City Square, Dundee, 1940, Courtesy of the University of St Andrews Library: JV-Art-1124

Then in the evening, they’d go dancing.

Most importantly, however, it was memorable as being her first job.

She still keeps in touch with one friend that she met there.

She adds: “I think the exhibition is a good way to celebrate because it was a company that gave a lot and employed a lot of people in Dundee.

“They’ve had myself and my friend down to share memories: they asked us about it and recorded us speaking.

The Harbour, St Andrews, 1940, Courtesy of the University of St Andrews Library: JV-Art-948

“Whether it goes into the actual exhibition or not I don’t know, but it’s nice to be part of it!”

When can you see the exhibition?

Developed in collaboration with the University of St Andrews, Sincerely, Valentines - From Postcards to Greetings Cards is a partnership between V&A Dundee and curatorial practice Panel that uncovers the story of Valentines, bringing together the disciplines of photography, illustration and print design.

Catriona Duffy of Panel sought the stories of former employees
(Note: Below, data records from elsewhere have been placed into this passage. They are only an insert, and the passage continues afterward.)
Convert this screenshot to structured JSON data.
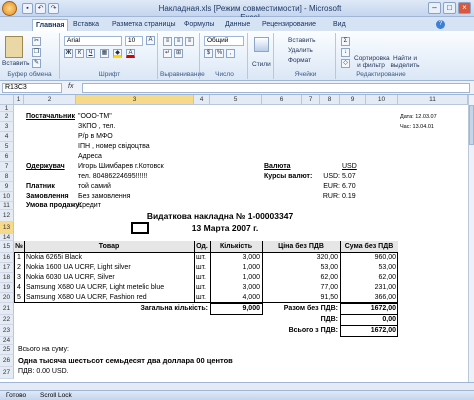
{
  "window": {
    "title": "Накладная.xls [Режим совместимости] - Microsoft Excel"
  },
  "tabs": [
    "Главная",
    "Вставка",
    "Разметка страницы",
    "Формулы",
    "Данные",
    "Рецензирование",
    "Вид"
  ],
  "ribbon": {
    "paste": "Вставить",
    "clipboard": "Буфер обмена",
    "font_name": "Arial",
    "font_size": "10",
    "font_group": "Шрифт",
    "bold": "Ж",
    "italic": "К",
    "underline": "Ч",
    "align_group": "Выравнивание",
    "number_format": "Общий",
    "number_group": "Число",
    "styles": "Стили",
    "insert": "Вставить",
    "delete": "Удалить",
    "format": "Формат",
    "cells_group": "Ячейки",
    "sort": "Сортировка и фильтр",
    "find": "Найти и выделить",
    "edit_group": "Редактирование"
  },
  "formula_bar": {
    "name_box": "R13C3",
    "fx": "fx"
  },
  "columns": [
    "1",
    "2",
    "3",
    "4",
    "5",
    "6",
    "7",
    "8",
    "9",
    "10",
    "11"
  ],
  "rows": [
    "1",
    "2",
    "3",
    "4",
    "5",
    "6",
    "7",
    "8",
    "9",
    "10",
    "11",
    "12",
    "13",
    "14",
    "15",
    "16",
    "17",
    "18",
    "19",
    "20",
    "21",
    "22",
    "23",
    "24",
    "25",
    "26",
    "27"
  ],
  "sheet": {
    "supplier_label": "Постачальник",
    "supplier": "\"ООО-ТМ\"",
    "okpo": "ЗКПО , тел.",
    "account": "Р/р  в    МФО",
    "ipn": "ІПН  , номер свідоцтва",
    "address": "Адреса",
    "date_label": "Дата: 12.03.07",
    "time_label": "Час: 13.04.01",
    "receiver_label": "Одержувач",
    "receiver": "Игорь Шимбарев г.Котовск",
    "receiver_phone": "тел. 80486224695!!!!!!",
    "currency_label": "Валюта",
    "currency": "USD",
    "rate_label": "Курсы валют:",
    "rate_usd_k": "USD:",
    "rate_usd": "5.07",
    "rate_eur_k": "EUR:",
    "rate_eur": "6.70",
    "rate_rur_k": "RUR:",
    "rate_rur": "0.19",
    "payer_label": "Платник",
    "payer": "той самий",
    "order_label": "Замовлення",
    "order": "Без замовлення",
    "terms_label": "Умова продажу:",
    "terms": "Кредит",
    "doc_title": "Видаткова накладна № 1-00003347",
    "doc_date": "13 Марта 2007 г.",
    "headers": [
      "№",
      "Товар",
      "Од.",
      "Кількість",
      "Ціна без ПДВ",
      "Сума без ПДВ"
    ],
    "items": [
      [
        "1",
        "Nokia 6265i Black",
        "шт.",
        "3,000",
        "320,00",
        "960,00"
      ],
      [
        "2",
        "Nokia 1600 UA UCRF, Light silver",
        "шт.",
        "1,000",
        "53,00",
        "53,00"
      ],
      [
        "3",
        "Nokia 6030 UA UCRF, Silver",
        "шт.",
        "1,000",
        "62,00",
        "62,00"
      ],
      [
        "4",
        "Samsung X680 UA UCRF, Light metelic blue",
        "шт.",
        "3,000",
        "77,00",
        "231,00"
      ],
      [
        "5",
        "Samsung X680 UA UCRF, Fashion red",
        "шт.",
        "4,000",
        "91,50",
        "366,00"
      ]
    ],
    "total_qty_label": "Загальна кількість:",
    "total_qty": "9,000",
    "sum_no_vat_label": "Разом без ПДВ:",
    "sum_no_vat": "1672,00",
    "vat_label": "ПДВ:",
    "vat": "0,00",
    "total_vat_label": "Всього з ПДВ:",
    "total_vat": "1672,00",
    "sum_words_label": "Всього на суму:",
    "sum_words": "Одна тысяча шестьсот семьдесят два доллара 00 центов",
    "vat_line": "ПДВ:            0.00 USD."
  },
  "status": {
    "ready": "Готово",
    "scroll": "Scroll Lock"
  }
}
Central to the exhibition is new work from designer Maeve Redmond who has created a series of oversized postcards, and a new film by Rob Kennedy focusing on the stories and experiences of those who worked for Valentines.

Over the course of the exhibition, V&A Dundee will continue to collect memories about life at the factory, and its significance to the city.

It runs in V&A Dundee’s Michelin Design Gallery, a free exhibition and project space on the upper floor of the museum from July 2 2022 until January 8 2023.

V&A Dundee exhibition will celebrate the story of city postcard firm Valentines

24 best Valentines pictures as exhibition celebrating Dundee postcard firm heads for V&A